Stack Overflow is a community of 4.7 million programmers, just like you, helping each other.

Join them; it only takes a minute:

Sign up
Join the Stack Overflow community to:
  1. Ask programming questions
  2. Answer and help your peers
  3. Get recognized for your expertise

Well i have some abstraction around opengl shaders and i want to use them this way:

WITH_SHADER(shader_name) {
 // here will be gl commands
}

it should automatically bind/unbind that shader from current gl context. Bind before that compound statement and unbind after that.

Can i construct this macro in C++ somehow?

share|improve this question
    
You can construct such a macro. I did, thinking I would find it useful. After that it's been used exactly 0 times. But if you want to try it, note that "bind" and "unbind" map to respectively construction and destruction in C++. So all you need is a macro to declare a practically "unnamed" (no name conflict) variable in a local scope. if and while are nice constructs for introducing such local scope. – Cheers and hth. - Alf May 31 '14 at 22:54
    
An alternative to WITH_SHADER(blah blah) is to simply declare Shader blahshader_usage;. – Cheers and hth. - Alf May 31 '14 at 22:58
up vote 14 down vote accepted

The closest thing would be RAII.

Build a class WithShader that encapsulates your shader :

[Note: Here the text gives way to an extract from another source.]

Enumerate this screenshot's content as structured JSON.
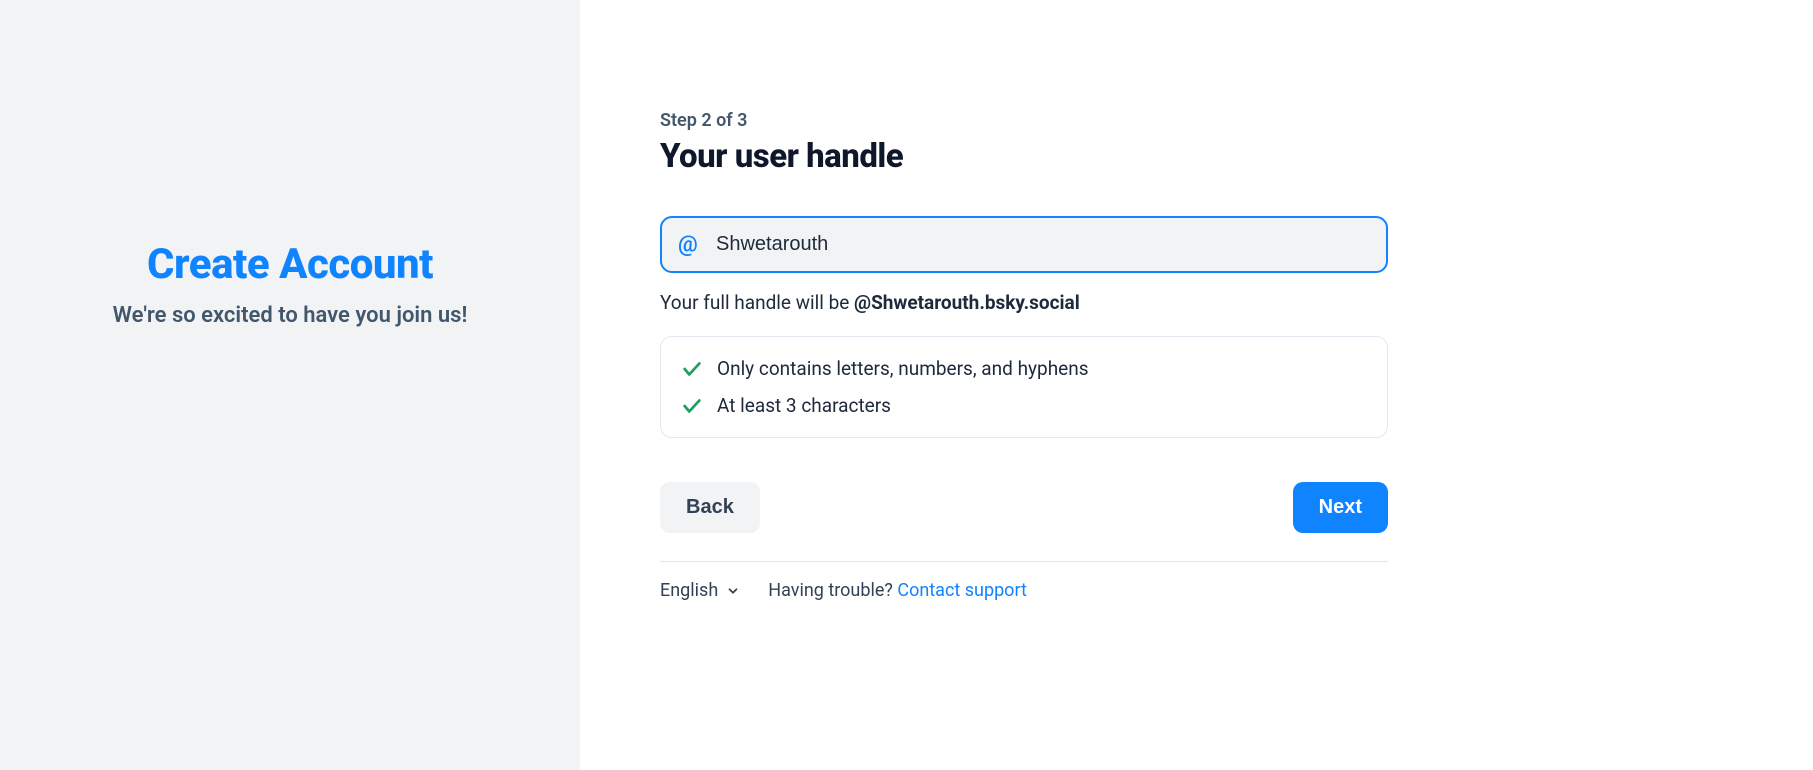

  • Bind the shader in the constructor
  • Unbind it in the destructor

Usage example:

{
  with_shader ws(shader_name)
  // use your shader
}
// binding and unbinding occured automatically, thats RAII.

Note:

RAII is not trivial in general, pay attention to the copy and assignment constructors

share|improve this answer
    
looks cool, but i am not sure if that destructor is executed immediately, so it can be maybe problem, i must check it – Krab May 31 '14 at 22:50
4  
The braces which enclose the code will ensure the destructor is executed when the closing brace is reached. – JBentley May 31 '14 at 22:51
1  
It is. This pattern is used pretty extensively for scoped mutexes (and scoped anything really) – aruisdante May 31 '14 at 22:51
1  
IMHO RAII classes should probably delete their copy constructors and assignment operators. Just to prevent some hidden bugs. – Mike DeSimone Jun 1 '14 at 4:07

Your Answer

 
discard

By posting your answer, you agree to the privacy policy and terms of service.

Not the answer you're looking for? Browse other questions tagged or ask your own question.